[Dataset rows for apps and sites]
____________________
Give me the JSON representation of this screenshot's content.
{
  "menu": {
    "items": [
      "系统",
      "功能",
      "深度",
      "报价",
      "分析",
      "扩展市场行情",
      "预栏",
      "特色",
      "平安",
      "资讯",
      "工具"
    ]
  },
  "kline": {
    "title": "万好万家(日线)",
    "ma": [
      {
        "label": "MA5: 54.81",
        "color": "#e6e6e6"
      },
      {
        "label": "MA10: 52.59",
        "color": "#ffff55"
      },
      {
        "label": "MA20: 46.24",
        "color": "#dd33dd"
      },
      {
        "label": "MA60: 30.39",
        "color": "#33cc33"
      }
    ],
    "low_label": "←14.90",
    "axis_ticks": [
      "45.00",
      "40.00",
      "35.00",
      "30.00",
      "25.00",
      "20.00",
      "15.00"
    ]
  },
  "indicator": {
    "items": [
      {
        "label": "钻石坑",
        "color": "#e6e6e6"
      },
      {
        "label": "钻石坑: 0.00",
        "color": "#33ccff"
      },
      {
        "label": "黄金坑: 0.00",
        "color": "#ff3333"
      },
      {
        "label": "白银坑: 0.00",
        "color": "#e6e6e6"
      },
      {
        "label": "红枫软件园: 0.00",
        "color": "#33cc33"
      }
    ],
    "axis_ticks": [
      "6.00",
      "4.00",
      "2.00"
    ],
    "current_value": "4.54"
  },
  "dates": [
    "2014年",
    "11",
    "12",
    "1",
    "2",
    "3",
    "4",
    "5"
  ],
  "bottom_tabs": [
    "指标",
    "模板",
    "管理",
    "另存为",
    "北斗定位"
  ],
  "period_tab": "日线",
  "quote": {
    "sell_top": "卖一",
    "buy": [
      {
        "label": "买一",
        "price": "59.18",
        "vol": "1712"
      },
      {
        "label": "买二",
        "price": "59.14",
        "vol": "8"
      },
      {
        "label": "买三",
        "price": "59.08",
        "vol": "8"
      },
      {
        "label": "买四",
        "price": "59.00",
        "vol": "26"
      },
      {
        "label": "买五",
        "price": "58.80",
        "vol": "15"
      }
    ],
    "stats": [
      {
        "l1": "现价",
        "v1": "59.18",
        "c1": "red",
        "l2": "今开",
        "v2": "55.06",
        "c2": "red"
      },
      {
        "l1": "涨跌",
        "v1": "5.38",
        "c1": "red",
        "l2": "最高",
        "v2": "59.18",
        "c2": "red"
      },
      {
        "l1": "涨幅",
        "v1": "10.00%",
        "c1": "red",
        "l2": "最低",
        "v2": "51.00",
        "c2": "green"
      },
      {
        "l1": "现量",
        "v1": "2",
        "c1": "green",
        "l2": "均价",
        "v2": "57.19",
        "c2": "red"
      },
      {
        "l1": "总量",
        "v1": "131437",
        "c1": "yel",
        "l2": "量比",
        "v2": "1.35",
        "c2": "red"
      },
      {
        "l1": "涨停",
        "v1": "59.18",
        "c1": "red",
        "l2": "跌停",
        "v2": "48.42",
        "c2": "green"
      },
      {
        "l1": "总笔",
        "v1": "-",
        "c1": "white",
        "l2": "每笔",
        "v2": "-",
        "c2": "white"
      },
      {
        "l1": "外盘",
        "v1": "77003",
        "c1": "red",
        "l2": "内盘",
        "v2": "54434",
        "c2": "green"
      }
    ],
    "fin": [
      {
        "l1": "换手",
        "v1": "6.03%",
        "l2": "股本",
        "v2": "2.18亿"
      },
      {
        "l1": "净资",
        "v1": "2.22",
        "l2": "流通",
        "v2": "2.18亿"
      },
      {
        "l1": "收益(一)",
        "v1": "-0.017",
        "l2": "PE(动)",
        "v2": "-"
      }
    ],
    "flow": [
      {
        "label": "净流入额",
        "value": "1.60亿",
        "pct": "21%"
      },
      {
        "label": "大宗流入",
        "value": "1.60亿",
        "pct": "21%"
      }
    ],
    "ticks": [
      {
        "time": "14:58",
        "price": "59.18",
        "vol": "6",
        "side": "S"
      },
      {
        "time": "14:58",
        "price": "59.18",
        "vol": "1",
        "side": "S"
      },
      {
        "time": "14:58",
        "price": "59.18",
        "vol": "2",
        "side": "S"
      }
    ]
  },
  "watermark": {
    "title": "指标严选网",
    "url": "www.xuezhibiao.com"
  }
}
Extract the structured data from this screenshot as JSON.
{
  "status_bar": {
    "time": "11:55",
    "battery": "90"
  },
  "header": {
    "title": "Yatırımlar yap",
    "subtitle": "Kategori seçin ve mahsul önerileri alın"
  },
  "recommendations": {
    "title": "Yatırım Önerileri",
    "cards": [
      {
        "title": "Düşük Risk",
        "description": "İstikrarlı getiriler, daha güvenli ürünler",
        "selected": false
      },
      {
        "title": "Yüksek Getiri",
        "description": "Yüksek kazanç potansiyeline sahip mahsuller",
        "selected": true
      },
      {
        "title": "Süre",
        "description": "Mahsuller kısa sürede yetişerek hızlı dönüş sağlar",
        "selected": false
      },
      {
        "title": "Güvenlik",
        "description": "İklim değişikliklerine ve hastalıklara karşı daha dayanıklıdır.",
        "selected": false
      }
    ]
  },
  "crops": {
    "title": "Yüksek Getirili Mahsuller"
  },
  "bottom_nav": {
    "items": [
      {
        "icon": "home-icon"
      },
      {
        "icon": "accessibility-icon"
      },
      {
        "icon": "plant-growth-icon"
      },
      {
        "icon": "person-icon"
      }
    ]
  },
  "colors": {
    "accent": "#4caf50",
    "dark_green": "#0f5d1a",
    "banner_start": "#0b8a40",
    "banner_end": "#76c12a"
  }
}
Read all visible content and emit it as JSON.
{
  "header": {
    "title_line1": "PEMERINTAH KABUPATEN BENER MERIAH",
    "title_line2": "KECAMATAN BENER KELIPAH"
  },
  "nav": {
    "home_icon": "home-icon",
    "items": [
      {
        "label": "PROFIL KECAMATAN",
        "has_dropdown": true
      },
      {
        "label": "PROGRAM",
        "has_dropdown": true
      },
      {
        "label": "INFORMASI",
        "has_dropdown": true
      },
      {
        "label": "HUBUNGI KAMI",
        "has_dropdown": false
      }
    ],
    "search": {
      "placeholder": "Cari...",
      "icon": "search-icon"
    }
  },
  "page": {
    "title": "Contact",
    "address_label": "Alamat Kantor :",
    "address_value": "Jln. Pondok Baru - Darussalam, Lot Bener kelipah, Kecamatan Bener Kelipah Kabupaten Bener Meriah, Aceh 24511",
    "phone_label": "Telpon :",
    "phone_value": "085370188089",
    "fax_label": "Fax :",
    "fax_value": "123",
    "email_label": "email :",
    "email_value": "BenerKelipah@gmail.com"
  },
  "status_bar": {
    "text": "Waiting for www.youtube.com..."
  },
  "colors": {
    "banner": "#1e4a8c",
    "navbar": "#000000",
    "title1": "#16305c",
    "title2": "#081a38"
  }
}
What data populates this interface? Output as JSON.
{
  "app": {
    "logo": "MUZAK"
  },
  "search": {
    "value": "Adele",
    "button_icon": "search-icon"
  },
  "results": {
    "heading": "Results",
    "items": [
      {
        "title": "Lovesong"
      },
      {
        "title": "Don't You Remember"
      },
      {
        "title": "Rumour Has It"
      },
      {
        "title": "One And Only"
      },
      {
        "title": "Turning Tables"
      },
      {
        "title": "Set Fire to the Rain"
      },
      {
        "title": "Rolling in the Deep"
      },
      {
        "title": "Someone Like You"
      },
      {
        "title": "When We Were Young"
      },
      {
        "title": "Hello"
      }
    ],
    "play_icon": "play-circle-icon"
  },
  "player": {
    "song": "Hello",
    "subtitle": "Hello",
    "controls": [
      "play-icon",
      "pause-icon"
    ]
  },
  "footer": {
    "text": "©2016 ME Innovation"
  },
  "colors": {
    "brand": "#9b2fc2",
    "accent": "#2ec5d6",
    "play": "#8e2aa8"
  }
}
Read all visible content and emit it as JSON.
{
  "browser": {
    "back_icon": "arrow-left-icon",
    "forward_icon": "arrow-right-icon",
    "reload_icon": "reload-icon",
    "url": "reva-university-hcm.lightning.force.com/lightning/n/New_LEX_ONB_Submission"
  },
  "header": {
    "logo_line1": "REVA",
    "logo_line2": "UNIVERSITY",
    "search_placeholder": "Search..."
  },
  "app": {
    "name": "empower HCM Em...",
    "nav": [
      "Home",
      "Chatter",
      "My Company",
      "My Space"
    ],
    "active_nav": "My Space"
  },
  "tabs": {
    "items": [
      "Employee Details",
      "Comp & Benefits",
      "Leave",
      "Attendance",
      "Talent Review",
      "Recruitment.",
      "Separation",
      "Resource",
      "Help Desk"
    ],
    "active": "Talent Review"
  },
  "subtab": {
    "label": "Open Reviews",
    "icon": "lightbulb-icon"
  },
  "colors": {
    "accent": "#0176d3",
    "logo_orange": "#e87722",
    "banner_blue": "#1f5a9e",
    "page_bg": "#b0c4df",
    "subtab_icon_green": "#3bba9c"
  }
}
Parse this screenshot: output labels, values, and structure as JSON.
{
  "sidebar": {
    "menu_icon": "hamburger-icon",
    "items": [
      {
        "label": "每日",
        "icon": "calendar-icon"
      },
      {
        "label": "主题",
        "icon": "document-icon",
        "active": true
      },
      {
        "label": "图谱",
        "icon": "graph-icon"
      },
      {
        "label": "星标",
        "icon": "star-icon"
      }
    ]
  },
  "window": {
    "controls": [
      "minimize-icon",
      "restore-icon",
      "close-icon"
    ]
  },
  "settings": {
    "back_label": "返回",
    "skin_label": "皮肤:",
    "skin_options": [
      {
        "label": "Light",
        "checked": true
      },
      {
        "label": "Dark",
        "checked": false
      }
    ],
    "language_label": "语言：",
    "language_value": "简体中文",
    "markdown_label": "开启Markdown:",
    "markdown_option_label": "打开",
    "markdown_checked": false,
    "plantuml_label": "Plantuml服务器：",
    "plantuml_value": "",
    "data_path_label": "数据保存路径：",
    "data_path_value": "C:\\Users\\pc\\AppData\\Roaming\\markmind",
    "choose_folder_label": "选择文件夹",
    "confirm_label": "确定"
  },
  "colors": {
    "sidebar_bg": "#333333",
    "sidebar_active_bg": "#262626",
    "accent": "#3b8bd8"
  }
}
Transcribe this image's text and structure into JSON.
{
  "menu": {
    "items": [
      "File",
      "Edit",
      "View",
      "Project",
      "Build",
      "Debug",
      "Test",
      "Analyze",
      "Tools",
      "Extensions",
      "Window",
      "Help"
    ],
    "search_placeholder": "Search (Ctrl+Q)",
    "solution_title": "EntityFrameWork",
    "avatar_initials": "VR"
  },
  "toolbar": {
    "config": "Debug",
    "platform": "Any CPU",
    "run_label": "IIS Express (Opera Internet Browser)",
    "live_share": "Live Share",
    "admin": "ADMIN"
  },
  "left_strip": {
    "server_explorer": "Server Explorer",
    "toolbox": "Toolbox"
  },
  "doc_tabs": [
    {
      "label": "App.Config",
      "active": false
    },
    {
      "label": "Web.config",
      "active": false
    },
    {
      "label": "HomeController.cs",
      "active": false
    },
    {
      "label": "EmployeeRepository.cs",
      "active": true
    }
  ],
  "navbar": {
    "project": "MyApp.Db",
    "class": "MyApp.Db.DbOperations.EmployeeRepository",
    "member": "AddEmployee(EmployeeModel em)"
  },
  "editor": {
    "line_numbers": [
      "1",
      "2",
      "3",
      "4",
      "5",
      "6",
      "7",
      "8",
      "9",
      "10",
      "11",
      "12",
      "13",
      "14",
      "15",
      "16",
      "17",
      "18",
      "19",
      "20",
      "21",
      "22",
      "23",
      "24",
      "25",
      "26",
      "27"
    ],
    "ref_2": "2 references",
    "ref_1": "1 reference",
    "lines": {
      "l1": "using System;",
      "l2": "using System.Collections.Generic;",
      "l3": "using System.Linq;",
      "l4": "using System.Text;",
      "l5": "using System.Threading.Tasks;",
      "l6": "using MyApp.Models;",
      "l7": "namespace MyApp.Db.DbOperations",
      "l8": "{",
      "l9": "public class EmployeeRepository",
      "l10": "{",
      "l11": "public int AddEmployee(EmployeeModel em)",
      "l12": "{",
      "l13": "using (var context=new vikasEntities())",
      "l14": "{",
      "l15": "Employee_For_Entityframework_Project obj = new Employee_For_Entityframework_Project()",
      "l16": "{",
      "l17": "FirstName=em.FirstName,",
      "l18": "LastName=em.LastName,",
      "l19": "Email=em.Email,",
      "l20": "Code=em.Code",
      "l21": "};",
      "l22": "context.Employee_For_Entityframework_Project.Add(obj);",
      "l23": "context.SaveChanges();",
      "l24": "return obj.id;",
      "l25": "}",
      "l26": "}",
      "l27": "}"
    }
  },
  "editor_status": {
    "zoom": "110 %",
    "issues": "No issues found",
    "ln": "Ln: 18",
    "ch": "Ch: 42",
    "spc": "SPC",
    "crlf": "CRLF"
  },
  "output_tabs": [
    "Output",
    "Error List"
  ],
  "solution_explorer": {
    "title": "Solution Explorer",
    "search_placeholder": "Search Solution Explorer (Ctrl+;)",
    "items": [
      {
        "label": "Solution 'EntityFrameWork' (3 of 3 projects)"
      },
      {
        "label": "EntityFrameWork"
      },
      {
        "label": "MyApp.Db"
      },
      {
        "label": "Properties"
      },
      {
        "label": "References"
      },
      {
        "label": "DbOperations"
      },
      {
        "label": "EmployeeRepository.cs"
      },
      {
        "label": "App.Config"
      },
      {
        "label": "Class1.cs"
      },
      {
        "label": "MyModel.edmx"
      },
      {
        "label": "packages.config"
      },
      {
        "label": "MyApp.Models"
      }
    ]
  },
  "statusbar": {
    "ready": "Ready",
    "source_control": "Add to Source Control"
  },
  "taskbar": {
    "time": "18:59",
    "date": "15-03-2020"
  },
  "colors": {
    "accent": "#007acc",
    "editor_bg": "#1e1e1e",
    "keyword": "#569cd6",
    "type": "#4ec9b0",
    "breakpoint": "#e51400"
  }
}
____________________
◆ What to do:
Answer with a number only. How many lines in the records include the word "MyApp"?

◆ Exercise result:
6